[Stored entries]
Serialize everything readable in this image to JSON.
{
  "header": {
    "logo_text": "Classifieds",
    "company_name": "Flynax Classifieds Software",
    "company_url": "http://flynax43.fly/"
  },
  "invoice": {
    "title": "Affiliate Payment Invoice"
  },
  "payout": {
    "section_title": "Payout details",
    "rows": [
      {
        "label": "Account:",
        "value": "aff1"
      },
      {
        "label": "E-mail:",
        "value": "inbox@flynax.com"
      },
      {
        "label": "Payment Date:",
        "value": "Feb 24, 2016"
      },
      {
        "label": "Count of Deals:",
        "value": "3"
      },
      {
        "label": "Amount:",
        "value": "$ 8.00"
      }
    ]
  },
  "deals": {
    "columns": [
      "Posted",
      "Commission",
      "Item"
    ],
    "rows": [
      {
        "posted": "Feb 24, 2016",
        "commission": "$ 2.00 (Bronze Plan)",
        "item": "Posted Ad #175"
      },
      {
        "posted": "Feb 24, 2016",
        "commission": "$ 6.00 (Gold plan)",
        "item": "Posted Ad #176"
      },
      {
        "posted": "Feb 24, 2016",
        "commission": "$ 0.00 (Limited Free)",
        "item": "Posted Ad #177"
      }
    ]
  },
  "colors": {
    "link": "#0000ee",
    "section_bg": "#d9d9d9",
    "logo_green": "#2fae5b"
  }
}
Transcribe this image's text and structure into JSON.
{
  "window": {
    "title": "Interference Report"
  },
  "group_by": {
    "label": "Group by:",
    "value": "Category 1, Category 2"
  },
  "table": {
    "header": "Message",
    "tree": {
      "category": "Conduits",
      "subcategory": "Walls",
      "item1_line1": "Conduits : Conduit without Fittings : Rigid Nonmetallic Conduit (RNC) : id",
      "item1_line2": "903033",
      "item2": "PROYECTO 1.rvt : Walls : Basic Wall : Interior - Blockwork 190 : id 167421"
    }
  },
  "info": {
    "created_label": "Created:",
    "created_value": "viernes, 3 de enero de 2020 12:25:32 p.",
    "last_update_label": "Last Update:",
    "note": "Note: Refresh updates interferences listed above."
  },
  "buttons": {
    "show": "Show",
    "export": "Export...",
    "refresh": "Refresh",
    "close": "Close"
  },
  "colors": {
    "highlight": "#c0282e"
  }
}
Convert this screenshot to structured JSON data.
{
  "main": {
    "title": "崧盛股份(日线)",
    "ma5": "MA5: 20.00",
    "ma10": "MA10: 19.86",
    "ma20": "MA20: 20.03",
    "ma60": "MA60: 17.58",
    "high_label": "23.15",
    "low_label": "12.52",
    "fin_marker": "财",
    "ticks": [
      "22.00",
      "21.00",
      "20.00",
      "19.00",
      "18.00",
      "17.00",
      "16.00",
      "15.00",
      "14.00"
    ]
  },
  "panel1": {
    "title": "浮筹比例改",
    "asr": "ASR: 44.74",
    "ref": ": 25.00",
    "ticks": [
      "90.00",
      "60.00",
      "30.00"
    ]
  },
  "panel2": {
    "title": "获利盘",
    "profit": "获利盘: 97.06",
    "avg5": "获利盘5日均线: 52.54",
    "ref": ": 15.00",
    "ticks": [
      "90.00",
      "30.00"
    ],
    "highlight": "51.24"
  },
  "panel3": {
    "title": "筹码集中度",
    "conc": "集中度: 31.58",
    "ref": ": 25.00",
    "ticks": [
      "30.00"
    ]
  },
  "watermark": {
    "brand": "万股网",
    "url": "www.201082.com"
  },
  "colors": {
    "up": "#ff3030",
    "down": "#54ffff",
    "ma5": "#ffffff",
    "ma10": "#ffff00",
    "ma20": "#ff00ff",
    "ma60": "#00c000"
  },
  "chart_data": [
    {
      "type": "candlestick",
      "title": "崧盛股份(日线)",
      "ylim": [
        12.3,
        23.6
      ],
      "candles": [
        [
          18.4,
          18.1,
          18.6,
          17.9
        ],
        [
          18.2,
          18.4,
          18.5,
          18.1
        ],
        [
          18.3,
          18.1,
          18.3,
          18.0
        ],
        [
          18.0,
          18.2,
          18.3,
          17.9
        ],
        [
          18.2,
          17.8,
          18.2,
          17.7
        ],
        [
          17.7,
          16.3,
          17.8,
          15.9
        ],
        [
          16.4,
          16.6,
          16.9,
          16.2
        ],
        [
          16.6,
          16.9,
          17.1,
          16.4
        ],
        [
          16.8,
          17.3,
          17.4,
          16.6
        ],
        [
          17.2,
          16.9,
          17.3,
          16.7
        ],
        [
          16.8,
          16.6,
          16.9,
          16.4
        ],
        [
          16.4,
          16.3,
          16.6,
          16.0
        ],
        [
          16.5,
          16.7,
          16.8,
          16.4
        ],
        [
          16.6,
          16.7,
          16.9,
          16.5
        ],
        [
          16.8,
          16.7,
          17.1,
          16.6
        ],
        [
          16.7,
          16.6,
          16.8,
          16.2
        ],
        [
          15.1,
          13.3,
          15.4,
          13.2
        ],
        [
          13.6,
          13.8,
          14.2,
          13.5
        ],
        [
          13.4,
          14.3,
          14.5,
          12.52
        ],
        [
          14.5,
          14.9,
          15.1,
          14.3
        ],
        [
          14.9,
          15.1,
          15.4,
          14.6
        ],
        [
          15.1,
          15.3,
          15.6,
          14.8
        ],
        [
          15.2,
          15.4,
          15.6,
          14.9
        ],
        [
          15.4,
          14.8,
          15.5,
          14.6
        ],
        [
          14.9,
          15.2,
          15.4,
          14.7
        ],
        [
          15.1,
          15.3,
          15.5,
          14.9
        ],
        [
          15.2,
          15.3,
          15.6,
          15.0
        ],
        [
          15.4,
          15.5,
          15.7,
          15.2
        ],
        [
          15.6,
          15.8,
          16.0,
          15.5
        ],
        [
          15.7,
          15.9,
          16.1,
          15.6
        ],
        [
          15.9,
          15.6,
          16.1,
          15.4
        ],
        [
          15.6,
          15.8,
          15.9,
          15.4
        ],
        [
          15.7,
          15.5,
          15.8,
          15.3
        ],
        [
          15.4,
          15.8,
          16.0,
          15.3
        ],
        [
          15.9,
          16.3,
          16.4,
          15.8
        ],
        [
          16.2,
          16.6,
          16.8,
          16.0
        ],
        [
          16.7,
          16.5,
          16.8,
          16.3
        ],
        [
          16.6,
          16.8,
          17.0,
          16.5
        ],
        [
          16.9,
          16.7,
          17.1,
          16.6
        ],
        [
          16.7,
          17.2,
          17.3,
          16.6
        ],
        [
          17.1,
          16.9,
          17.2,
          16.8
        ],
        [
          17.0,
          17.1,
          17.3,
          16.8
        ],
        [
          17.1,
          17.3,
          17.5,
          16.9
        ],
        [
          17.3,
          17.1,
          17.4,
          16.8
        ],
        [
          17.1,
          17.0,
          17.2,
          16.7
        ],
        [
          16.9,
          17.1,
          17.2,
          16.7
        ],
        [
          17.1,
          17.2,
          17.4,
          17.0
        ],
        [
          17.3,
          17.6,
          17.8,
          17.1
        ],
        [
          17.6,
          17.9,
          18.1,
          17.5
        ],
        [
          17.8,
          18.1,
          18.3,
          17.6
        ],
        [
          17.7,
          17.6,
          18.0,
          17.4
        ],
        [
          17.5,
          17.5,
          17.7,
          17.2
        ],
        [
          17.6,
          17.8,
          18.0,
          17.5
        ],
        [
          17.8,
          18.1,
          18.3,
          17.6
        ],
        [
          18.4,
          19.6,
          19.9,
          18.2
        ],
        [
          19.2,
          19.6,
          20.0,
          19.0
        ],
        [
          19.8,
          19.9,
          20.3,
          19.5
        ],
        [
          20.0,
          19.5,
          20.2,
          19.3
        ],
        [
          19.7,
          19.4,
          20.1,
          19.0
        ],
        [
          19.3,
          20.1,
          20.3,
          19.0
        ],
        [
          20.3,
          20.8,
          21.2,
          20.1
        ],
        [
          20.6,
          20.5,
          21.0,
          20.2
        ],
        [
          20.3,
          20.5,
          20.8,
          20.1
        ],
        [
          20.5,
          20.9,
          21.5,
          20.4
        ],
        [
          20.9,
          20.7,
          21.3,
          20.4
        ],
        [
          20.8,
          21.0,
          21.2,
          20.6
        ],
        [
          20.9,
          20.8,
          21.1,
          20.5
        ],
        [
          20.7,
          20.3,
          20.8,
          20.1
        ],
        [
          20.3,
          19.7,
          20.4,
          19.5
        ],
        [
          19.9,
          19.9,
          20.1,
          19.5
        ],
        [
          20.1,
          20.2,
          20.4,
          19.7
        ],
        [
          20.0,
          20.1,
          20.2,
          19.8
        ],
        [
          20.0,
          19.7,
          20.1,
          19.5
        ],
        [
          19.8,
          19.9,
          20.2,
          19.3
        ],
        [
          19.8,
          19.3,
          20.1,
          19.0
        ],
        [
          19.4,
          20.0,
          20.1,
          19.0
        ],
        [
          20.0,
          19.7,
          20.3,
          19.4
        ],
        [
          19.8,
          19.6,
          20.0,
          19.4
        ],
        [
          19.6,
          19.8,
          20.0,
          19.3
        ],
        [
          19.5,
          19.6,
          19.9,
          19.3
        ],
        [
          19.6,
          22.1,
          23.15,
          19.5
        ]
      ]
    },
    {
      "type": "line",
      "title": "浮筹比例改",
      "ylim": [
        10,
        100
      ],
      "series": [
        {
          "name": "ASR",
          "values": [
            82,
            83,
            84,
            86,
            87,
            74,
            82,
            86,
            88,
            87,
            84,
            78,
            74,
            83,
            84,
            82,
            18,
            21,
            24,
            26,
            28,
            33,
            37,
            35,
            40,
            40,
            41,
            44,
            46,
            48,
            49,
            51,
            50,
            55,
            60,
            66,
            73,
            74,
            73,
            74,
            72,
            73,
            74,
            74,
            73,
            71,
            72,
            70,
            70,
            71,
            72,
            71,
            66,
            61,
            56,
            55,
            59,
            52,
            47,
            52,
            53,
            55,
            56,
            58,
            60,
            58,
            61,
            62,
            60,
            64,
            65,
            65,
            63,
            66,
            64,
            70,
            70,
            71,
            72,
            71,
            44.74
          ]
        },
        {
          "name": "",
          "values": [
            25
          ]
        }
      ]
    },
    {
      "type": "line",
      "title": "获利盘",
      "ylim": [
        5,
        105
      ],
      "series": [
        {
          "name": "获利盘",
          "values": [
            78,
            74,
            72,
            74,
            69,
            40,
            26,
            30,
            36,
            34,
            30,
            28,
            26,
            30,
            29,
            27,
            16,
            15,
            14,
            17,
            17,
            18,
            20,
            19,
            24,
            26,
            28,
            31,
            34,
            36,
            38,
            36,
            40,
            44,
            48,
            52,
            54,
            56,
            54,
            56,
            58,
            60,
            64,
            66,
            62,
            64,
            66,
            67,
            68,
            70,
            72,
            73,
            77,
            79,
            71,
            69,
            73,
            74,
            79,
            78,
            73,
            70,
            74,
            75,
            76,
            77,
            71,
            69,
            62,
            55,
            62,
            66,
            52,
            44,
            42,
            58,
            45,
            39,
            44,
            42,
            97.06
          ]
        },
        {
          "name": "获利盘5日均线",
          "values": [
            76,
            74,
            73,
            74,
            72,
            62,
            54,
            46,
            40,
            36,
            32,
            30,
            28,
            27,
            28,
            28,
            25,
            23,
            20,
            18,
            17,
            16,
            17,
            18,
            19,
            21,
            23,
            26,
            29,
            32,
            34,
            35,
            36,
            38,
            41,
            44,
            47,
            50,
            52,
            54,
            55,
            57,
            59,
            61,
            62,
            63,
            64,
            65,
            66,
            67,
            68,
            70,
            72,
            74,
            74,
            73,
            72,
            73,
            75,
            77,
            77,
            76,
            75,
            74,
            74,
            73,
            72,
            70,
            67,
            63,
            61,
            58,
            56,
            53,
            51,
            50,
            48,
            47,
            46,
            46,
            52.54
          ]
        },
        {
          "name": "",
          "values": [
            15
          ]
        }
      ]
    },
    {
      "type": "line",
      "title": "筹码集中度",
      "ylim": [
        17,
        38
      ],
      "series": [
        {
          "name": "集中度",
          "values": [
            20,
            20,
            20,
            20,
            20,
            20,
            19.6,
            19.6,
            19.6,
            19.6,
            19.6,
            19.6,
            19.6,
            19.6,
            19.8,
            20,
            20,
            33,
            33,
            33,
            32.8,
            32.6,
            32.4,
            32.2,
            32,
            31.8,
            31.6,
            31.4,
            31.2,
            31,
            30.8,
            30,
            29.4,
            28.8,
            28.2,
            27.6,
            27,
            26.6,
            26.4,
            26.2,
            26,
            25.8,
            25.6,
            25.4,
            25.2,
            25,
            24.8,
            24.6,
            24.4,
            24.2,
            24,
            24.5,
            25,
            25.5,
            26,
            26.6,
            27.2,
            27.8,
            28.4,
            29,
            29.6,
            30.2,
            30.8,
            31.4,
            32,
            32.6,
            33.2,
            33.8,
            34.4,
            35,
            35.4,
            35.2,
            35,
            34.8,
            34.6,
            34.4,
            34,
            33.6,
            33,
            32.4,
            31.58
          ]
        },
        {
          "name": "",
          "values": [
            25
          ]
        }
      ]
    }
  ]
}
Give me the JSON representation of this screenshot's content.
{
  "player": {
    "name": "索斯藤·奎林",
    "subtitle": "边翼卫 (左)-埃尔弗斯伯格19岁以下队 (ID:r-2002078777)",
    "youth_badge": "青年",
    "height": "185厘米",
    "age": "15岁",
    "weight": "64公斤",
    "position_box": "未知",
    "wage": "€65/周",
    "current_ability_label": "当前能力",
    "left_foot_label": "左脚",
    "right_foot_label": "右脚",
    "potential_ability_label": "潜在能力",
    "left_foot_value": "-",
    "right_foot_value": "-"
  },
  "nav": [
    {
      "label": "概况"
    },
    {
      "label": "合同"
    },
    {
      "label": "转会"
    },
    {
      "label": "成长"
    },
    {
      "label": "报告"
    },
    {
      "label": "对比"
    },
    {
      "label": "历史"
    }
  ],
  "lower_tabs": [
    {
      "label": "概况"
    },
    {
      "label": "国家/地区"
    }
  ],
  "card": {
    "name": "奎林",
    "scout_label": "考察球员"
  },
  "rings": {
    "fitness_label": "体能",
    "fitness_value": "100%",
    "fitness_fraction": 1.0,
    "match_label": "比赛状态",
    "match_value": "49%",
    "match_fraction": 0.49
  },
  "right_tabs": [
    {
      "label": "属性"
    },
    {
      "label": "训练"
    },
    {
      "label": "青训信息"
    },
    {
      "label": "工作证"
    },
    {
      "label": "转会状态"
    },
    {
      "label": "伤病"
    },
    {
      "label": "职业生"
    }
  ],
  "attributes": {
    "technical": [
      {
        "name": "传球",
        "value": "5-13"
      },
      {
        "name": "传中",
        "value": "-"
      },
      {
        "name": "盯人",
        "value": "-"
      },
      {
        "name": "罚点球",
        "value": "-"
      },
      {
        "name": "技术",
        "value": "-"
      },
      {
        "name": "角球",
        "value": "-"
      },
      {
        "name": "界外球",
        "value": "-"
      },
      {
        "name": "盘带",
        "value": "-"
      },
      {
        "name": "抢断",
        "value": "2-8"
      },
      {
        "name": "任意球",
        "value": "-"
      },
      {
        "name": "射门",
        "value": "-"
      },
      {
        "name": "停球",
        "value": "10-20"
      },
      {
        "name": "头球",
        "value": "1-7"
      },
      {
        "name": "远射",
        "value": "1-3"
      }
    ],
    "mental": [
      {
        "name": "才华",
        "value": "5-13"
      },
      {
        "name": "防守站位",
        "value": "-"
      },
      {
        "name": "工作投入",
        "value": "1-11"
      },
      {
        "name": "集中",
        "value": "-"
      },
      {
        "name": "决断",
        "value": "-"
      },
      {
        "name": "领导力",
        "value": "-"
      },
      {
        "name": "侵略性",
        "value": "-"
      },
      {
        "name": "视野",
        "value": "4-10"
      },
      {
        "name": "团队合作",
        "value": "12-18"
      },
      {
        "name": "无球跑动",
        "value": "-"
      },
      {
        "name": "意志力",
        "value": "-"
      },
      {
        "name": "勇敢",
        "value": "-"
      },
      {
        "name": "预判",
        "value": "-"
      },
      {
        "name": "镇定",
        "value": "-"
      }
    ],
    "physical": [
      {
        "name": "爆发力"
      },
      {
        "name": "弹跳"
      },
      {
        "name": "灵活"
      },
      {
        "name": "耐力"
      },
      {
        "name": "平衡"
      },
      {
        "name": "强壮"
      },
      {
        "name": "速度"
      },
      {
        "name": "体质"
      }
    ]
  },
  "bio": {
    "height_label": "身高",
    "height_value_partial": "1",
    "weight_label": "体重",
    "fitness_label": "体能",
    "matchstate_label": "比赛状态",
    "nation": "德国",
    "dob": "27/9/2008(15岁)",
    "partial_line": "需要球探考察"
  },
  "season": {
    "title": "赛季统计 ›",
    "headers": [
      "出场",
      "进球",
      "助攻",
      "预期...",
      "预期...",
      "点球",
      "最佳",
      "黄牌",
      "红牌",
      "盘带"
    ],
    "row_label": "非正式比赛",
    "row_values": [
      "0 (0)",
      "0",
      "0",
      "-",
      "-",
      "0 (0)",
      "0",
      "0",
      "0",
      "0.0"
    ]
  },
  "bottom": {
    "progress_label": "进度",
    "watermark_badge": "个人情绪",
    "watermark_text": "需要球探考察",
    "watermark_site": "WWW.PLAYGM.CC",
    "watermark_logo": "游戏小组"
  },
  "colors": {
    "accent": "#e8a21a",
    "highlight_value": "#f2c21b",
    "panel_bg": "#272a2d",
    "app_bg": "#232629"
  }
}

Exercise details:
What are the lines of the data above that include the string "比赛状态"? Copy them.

Written response:
    "match_label": "比赛状态",
    "matchstate_label": "比赛状态",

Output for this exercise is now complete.